- [EXERCISE BRIEF]:
Every line of the following records that includes "with" should be copied.

[[ RECORDS FOR THIS EXERCISE open ]]

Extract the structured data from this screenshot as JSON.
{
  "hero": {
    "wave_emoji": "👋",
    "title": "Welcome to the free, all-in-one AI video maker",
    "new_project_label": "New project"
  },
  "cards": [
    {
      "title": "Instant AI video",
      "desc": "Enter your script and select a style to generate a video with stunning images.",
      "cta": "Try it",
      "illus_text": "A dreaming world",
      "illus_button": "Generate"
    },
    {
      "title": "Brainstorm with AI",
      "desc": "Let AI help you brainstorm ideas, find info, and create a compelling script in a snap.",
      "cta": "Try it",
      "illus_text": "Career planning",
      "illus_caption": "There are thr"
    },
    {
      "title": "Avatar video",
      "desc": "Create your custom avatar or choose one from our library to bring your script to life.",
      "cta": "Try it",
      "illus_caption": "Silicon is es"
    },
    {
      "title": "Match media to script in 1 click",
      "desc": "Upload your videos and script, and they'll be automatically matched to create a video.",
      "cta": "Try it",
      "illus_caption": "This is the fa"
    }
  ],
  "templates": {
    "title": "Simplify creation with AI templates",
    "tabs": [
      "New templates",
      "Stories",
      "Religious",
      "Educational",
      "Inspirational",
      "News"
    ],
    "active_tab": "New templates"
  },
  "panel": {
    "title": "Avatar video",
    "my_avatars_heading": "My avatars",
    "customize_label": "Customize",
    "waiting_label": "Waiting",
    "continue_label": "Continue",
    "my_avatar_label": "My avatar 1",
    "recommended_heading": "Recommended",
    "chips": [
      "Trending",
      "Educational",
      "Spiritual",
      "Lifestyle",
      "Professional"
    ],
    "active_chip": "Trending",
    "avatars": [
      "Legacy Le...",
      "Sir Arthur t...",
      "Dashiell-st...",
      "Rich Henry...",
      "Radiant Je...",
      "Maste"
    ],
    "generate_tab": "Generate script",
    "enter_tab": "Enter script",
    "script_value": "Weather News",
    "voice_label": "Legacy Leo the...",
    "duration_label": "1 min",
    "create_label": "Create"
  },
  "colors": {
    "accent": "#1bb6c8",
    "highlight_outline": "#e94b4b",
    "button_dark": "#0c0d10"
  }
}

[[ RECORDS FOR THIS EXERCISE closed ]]

- [WRITTEN SOLUTION]:
      "desc": "Enter your script and select a style to generate a video with stunning images.",
      "title": "Brainstorm with AI",
    "title": "Simplify creation with AI templates",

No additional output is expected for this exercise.